Sunrise: 6:13 A.M.
Sunset: 7:54 P.M.
Moonrise: 7:13 A.M.
Moonset: 8:51 P.M.
Moon Phase: Waxing crescent (2%)
Friday, August 18
The Moon passes 1.1° north of asteroid 2 Pallas at 7 A.M. EDT. At the same time, our satellite passes 7° north of the planet Mercury. Twelve hours later, the Moon passes 2° north of Mars at 7 P.M. EDT, shortly before you can catch the planetary party in the evening sky.
Look west about 30 minutes after sunset to try to catch magnitude 0.7 Mercury first. It’s the lowest of the bunch, just 2° high at that time. Unless you have a very clear horizon free of trees and buildings (and any clouds), you may not see it. Scanning the horizon slowly with binoculars after the Sun sets may help, but take care not to use any optics until the Sun is completely below the horizon from your location.
Pallas is a little higher than Mercury, but much more challenging because of its magnitude of 9.1. Wait until at least 45 minutes after sunset, then see if you can spot magnitude 2.1 Denebola, the tip of Leo’s tail. From there, drop straight down toward the horizon to find 4th-mangitude Iota Leonis. 4.5° south of this star is 4th-magnitude Sigma (σ) Leonis, which sits just 1° southeast of Pallas. If you can center Sigma in your field of view, Pallas should also be visible. Again, though, the scene is sinking fast and you may lose it before the background grows dark enough for your optics to show the asteroid.
Never fear, though — we’ve saved the best for last. Magnitude 1.8 Mars sits in far western Virgo, still south (to the lower left) of the less-than-three-day-old Moon. Binoculars or a telescope should reveal the tiniest sliver of the Moon’s sunlit crescent in the lunar east. The dark, nearly circular splotch of Mare Crisium may even be visible in the northeast. Take your time examining the terrain here — with such a small portion of the disk illuminated, features along the limb should stand out in stark contrast, offering a unique view.
Under magnification, Mars will show off a tiny 4″-wide disk. The Red Planet now lies nearly 228 million miles (366.5 million km) from Earth.

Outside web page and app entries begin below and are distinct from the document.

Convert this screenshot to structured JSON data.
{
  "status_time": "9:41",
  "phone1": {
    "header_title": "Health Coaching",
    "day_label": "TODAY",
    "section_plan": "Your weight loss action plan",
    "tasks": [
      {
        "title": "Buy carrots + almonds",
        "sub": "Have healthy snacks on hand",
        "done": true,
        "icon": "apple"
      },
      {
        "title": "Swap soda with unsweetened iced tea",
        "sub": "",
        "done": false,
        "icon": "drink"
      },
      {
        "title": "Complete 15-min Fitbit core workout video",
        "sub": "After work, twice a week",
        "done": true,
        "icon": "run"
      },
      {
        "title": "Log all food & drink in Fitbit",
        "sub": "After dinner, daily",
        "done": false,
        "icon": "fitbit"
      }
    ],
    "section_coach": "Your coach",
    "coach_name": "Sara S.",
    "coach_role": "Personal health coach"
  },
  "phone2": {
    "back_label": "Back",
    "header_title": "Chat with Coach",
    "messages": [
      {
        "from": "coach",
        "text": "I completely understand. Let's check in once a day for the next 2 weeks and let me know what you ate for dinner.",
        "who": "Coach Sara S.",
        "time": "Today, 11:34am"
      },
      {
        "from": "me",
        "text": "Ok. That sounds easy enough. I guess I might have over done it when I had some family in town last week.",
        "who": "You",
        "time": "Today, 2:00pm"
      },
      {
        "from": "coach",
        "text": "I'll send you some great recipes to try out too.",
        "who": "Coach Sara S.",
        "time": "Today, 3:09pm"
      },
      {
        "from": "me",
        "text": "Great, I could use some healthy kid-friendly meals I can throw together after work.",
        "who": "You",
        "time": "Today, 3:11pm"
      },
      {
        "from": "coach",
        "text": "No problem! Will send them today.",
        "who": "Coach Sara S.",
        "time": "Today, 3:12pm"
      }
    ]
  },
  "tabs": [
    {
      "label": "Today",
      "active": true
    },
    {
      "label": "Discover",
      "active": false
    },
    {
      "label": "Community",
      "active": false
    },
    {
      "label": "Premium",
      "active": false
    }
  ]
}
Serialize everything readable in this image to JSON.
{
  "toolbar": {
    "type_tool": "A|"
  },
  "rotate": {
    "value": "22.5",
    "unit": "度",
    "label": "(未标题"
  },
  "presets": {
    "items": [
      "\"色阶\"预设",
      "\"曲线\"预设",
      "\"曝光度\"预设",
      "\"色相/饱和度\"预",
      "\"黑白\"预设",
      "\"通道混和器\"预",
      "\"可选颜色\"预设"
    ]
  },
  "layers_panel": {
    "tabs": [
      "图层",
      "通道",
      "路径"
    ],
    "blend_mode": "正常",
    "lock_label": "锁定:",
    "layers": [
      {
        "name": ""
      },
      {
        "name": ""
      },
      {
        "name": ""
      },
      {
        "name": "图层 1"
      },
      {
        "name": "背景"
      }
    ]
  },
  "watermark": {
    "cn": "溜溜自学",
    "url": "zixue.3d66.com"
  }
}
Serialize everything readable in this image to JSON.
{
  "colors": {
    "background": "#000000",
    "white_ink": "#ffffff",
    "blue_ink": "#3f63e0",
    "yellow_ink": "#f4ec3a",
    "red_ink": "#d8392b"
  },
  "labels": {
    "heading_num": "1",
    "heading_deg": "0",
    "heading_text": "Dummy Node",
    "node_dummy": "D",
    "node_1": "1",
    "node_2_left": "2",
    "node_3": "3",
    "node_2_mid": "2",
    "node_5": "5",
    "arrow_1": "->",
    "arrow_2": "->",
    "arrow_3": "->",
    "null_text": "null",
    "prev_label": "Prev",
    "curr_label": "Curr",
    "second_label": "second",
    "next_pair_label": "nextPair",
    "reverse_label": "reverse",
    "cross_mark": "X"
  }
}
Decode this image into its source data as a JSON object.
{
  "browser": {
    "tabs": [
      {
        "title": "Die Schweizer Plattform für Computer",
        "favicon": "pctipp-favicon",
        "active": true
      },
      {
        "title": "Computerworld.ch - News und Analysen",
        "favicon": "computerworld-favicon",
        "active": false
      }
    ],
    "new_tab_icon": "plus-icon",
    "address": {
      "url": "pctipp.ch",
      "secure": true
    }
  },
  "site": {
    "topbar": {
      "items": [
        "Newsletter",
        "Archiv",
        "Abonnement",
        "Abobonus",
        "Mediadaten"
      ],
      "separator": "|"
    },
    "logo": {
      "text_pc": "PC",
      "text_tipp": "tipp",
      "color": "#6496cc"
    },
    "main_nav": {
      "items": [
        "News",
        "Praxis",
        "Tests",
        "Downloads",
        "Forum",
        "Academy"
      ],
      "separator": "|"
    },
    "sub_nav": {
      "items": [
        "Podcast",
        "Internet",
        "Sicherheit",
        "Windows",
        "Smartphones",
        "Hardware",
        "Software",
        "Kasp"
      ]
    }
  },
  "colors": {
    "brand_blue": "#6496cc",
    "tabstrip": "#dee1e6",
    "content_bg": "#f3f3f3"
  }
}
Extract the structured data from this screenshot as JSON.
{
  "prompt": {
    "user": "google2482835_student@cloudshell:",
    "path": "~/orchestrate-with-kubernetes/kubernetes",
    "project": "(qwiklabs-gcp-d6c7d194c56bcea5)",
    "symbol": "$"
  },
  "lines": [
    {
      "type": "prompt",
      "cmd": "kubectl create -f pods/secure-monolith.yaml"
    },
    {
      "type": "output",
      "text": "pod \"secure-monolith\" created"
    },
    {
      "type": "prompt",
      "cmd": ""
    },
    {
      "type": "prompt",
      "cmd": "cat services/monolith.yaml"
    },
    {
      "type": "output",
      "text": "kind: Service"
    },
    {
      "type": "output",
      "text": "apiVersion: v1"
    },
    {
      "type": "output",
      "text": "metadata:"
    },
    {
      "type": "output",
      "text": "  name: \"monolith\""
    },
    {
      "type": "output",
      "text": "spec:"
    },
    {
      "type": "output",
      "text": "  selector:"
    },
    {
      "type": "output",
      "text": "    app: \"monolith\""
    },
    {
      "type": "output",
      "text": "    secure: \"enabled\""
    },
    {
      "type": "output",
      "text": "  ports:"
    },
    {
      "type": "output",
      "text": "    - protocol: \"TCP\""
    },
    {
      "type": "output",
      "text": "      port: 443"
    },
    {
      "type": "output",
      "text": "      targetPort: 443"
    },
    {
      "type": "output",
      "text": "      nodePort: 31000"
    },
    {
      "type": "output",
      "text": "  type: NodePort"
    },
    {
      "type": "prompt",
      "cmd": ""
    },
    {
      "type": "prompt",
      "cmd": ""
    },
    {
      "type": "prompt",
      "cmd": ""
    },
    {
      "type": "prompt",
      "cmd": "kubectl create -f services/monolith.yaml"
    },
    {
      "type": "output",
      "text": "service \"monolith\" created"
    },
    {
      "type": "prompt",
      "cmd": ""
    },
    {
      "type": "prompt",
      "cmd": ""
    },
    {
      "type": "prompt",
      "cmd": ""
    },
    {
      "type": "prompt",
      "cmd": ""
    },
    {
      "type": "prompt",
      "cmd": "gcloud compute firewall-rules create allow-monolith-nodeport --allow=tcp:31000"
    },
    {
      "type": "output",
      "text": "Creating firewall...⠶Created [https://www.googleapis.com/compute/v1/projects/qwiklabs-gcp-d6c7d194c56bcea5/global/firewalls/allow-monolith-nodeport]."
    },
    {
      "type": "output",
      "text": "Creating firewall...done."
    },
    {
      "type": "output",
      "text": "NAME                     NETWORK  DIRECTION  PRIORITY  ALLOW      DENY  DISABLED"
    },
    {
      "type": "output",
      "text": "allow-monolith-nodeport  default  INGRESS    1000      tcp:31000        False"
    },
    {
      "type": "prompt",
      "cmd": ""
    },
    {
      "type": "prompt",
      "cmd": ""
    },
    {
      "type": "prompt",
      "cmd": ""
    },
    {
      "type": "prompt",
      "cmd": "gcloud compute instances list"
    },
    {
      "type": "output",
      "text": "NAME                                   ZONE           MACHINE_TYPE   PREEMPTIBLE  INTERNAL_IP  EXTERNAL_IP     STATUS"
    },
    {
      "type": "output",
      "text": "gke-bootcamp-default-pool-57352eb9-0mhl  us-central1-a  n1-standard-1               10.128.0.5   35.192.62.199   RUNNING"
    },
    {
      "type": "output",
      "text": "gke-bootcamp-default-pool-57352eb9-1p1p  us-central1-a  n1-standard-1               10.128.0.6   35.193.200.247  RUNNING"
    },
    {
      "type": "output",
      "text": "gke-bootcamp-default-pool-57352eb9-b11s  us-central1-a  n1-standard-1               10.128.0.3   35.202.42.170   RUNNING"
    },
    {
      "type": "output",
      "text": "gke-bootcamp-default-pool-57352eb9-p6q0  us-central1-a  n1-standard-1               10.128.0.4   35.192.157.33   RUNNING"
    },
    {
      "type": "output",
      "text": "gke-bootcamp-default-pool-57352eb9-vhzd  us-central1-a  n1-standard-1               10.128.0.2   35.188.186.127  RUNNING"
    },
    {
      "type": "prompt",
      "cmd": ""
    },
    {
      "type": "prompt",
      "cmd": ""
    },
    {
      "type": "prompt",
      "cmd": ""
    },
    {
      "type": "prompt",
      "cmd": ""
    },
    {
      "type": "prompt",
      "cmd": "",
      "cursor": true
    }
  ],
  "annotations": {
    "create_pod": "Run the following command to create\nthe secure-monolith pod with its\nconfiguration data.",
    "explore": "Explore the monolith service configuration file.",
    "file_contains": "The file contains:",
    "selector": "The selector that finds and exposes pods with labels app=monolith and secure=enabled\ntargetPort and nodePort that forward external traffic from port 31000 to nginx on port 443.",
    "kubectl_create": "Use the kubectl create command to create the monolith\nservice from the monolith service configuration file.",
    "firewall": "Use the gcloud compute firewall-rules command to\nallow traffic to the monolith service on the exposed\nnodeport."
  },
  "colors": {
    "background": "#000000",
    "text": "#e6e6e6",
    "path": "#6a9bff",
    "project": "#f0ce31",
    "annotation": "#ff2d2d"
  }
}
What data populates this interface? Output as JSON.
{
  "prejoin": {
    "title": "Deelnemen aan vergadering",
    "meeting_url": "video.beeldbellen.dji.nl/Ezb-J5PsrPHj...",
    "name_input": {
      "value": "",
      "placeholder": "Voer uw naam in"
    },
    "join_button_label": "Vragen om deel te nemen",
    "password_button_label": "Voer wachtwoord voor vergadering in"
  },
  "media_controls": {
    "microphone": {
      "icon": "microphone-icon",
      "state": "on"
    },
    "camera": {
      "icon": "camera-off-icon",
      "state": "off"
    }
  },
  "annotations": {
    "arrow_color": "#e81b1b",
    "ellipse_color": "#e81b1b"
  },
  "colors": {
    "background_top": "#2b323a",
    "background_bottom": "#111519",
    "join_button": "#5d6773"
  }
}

Sunrise: 6:14 A.M.
Sunset: 7:53 P.M.
Moonrise: 8:13 A.M.
Moonset: 9:12 P.M.
Moon Phase: Waxing crescent (5%)
Sky This Week is brought to you in part by Celestron.